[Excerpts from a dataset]
-=-=-

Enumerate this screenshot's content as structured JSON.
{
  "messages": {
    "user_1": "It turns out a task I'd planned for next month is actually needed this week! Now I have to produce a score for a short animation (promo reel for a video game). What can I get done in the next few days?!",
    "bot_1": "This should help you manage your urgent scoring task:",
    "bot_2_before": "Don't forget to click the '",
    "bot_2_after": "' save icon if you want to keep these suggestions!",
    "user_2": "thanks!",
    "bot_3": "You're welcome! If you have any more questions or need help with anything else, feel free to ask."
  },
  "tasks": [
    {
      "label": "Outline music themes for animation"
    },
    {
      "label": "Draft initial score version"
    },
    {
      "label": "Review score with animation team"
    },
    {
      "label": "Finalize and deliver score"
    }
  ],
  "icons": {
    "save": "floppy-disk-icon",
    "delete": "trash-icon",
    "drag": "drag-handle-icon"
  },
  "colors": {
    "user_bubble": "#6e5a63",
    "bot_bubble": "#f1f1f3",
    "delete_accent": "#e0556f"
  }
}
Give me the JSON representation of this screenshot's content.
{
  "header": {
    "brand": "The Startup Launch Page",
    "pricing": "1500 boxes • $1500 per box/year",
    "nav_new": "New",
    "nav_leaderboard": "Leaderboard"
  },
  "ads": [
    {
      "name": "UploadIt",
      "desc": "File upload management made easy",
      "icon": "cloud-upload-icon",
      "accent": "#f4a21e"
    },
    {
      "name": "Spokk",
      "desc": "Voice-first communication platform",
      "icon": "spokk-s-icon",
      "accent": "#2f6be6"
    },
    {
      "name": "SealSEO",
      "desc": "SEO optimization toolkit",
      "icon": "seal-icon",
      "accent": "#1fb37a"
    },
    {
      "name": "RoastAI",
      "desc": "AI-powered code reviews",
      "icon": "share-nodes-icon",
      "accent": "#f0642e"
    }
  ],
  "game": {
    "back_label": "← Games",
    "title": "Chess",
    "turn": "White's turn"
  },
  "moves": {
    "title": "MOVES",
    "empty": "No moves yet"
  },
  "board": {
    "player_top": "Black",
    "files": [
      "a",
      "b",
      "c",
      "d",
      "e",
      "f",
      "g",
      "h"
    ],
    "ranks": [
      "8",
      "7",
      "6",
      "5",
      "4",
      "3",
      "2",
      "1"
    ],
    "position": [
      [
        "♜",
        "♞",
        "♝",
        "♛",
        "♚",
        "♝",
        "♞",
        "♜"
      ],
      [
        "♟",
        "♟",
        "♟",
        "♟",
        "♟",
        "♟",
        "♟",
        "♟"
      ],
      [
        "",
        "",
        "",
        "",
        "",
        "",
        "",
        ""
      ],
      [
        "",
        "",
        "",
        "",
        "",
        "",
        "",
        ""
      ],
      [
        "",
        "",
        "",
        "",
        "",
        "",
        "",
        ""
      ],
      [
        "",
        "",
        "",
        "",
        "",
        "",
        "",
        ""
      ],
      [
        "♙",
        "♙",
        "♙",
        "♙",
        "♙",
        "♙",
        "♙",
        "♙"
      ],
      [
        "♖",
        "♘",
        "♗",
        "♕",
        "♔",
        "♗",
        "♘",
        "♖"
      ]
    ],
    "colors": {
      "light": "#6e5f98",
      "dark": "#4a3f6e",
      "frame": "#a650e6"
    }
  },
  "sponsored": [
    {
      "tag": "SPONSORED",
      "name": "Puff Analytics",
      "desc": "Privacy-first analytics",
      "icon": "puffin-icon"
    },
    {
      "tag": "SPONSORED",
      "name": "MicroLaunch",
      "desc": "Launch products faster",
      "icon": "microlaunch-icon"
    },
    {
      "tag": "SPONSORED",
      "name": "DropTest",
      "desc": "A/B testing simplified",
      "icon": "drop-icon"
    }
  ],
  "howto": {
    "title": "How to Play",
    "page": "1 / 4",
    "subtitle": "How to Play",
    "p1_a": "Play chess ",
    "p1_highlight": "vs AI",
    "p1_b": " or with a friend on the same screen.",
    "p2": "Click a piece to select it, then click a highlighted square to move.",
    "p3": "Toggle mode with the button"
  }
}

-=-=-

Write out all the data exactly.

Enumerate this screenshot's content as structured JSON.
{
  "messages": {
    "user_1": "It turns out a task I'd planned for next month is actually needed this week! Now I have to produce a score for a short animation (promo reel for a video game). What can I get done in the next few days?!",
    "bot_1": "This should help you manage your urgent scoring task:",
    "bot_2_before": "Don't forget to click the '",
    "bot_2_after": "' save icon if you want to keep these suggestions!",
    "user_2": "thanks!",
    "bot_3": "You're welcome! If you have any more questions or need help with anything else, feel free to ask."
  },
  "tasks": [
    {
      "label": "Outline music themes for animation"
    },
    {
      "label": "Draft initial score version"
    },
    {
      "label": "Review score with animation team"
    },
    {
      "label": "Finalize and deliver score"
    }
  ],
  "icons": {
    "save": "floppy-disk-icon",
    "delete": "trash-icon",
    "drag": "drag-handle-icon"
  },
  "colors": {
    "user_bubble": "#6e5a63",
    "bot_bubble": "#f1f1f3",
    "delete_accent": "#e0556f"
  }
}
Give me the JSON representation of this screenshot's content.
{
  "header": {
    "brand": "The Startup Launch Page",
    "pricing": "1500 boxes • $1500 per box/year",
    "nav_new": "New",
    "nav_leaderboard": "Leaderboard"
  },
  "ads": [
    {
      "name": "UploadIt",
      "desc": "File upload management made easy",
      "icon": "cloud-upload-icon",
      "accent": "#f4a21e"
    },
    {
      "name": "Spokk",
      "desc": "Voice-first communication platform",
      "icon": "spokk-s-icon",
      "accent": "#2f6be6"
    },
    {
      "name": "SealSEO",
      "desc": "SEO optimization toolkit",
      "icon": "seal-icon",
      "accent": "#1fb37a"
    },
    {
      "name": "RoastAI",
      "desc": "AI-powered code reviews",
      "icon": "share-nodes-icon",
      "accent": "#f0642e"
    }
  ],
  "game": {
    "back_label": "← Games",
    "title": "Chess",
    "turn": "White's turn"
  },
  "moves": {
    "title": "MOVES",
    "empty": "No moves yet"
  },
  "board": {
    "player_top": "Black",
    "files": [
      "a",
      "b",
      "c",
      "d",
      "e",
      "f",
      "g",
      "h"
    ],
    "ranks": [
      "8",
      "7",
      "6",
      "5",
      "4",
      "3",
      "2",
      "1"
    ],
    "position": [
      [
        "♜",
        "♞",
        "♝",
        "♛",
        "♚",
        "♝",
        "♞",
        "♜"
      ],
      [
        "♟",
        "♟",
        "♟",
        "♟",
        "♟",
        "♟",
        "♟",
        "♟"
      ],
      [
        "",
        "",
        "",
        "",
        "",
        "",
        "",
        ""
      ],
      [
        "",
        "",
        "",
        "",
        "",
        "",
        "",
        ""
      ],
      [
        "",
        "",
        "",
        "",
        "",
        "",
        "",
        ""
      ],
      [
        "",
        "",
        "",
        "",
        "",
        "",
        "",
        ""
      ],
      [
        "♙",
        "♙",
        "♙",
        "♙",
        "♙",
        "♙",
        "♙",
        "♙"
      ],
      [
        "♖",
        "♘",
        "♗",
        "♕",
        "♔",
        "♗",
        "♘",
        "♖"
      ]
    ],
    "colors": {
      "light": "#6e5f98",
      "dark": "#4a3f6e",
      "frame": "#a650e6"
    }
  },
  "sponsored": [
    {
      "tag": "SPONSORED",
      "name": "Puff Analytics",
      "desc": "Privacy-first analytics",
      "icon": "puffin-icon"
    },
    {
      "tag": "SPONSORED",
      "name": "MicroLaunch",
      "desc": "Launch products faster",
      "icon": "microlaunch-icon"
    },
    {
      "tag": "SPONSORED",
      "name": "DropTest",
      "desc": "A/B testing simplified",
      "icon": "drop-icon"
    }
  ],
  "howto": {
    "title": "How to Play",
    "page": "1 / 4",
    "subtitle": "How to Play",
    "p1_a": "Play chess ",
    "p1_highlight": "vs AI",
    "p1_b": " or with a friend on the same screen.",
    "p2": "Click a piece to select it, then click a highlighted square to move.",
    "p3": "Toggle mode with the button"
  }
}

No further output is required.